Alzheimers disease is "characterized by loss of memory. Difficulty in learning new tasks, decline in language skills, decline in manual and social skills, emotional unpredictability, difficulty in understanding routine tasks, poor judgment and planning skills, disorientation and change in personality" (from Danielle's thesis)
One of the questions that I asked was...how is the decline of severe Alzheimers disease diagnosed? At this point I was introduced to Clement Loy. Clement has been instrumental in assisting my deeper understanding of this very sad and somewhat disturbing disease. With Clement's guidance I was able to further investigate the way a brain changes through the slow deterioration that occurs with the onset of dementia and for those unfortunate to be afflicted with severe Alzheimers.
So I began the work ATROPHY, a slow removal process, sensitively working into the vulnerable surface of CDs, Using a surgical scalpel to painstakingly remove the memory of the disc. A slice of an MRI is depicted on each CD. I have interpreted 45 horizontal sections of a MRI scan, depicting a brain with servere atrophy. The CDs represent a brain scan from the frontal lobe through to the occipital lobe at the back of the brain.

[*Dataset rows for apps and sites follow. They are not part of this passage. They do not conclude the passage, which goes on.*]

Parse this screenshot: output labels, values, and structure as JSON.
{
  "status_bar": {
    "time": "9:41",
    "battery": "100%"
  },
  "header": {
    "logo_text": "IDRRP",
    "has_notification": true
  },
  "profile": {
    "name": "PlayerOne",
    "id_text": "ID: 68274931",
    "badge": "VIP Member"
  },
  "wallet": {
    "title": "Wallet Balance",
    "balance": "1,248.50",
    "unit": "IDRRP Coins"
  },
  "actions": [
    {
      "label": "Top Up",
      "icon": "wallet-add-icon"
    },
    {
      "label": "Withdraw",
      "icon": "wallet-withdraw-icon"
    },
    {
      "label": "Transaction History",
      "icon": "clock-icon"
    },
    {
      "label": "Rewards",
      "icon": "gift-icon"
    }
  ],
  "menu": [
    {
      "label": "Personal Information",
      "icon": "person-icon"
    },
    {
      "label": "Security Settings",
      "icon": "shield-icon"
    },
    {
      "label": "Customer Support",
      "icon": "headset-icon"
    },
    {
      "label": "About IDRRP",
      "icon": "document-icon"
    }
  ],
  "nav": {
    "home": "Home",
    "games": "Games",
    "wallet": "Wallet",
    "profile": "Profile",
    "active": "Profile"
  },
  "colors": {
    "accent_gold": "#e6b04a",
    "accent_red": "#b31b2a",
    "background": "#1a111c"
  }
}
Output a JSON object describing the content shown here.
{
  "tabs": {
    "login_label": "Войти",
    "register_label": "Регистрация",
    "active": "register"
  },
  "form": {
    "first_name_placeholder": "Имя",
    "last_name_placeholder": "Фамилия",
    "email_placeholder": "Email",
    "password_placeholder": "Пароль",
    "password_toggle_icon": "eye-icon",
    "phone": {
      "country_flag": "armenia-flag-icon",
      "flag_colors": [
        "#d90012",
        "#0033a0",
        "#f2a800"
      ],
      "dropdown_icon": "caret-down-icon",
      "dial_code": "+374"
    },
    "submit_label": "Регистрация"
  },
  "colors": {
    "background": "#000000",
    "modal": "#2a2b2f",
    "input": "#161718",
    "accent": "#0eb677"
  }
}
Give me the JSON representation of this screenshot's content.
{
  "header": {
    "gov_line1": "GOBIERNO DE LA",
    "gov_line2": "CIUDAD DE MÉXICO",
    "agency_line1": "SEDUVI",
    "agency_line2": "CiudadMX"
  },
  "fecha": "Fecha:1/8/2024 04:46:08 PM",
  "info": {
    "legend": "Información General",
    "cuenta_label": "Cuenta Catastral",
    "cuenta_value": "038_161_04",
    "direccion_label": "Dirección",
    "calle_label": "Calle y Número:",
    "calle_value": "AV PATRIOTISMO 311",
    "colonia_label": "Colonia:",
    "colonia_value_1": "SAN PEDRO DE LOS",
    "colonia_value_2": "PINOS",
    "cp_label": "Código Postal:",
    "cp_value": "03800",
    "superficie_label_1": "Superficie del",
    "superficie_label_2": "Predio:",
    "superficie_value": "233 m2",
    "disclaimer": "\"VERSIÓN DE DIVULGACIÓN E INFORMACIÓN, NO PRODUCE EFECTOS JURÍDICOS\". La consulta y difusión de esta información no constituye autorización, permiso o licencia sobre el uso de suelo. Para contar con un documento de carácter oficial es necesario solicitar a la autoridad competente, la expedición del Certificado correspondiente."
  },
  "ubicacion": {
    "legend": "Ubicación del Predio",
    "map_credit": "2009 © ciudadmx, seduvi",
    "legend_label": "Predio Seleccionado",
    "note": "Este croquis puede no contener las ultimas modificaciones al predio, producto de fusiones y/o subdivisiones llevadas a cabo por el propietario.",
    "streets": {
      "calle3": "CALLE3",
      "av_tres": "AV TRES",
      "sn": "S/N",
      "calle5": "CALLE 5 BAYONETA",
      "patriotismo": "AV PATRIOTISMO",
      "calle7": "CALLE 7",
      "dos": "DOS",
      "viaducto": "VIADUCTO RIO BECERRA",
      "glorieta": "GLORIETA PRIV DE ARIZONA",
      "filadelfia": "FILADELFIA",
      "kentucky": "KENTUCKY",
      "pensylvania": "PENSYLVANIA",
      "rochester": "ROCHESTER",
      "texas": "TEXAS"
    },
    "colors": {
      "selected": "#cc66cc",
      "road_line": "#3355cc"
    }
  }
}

It is a gradual removal of the memory bank of a CD. It was my wish to create a work which is seductive and invites inquiry.
This was a slow and contemplative process creating a quiet place for reverie. ATROPHY is a work that allows for open discussion and further thought concerning Alzheimers disease.
3. What are your views about the interface between art and science, and has this project given you any new insights?
For many years my work has engaged applied science to develop my broad ranging art practice. Most notably I work with the physics of light, optics and communication technologies. I believe there is a sympathetic resonance between art and science. Both are interested in the exploration of ideas and ongoing inquiry.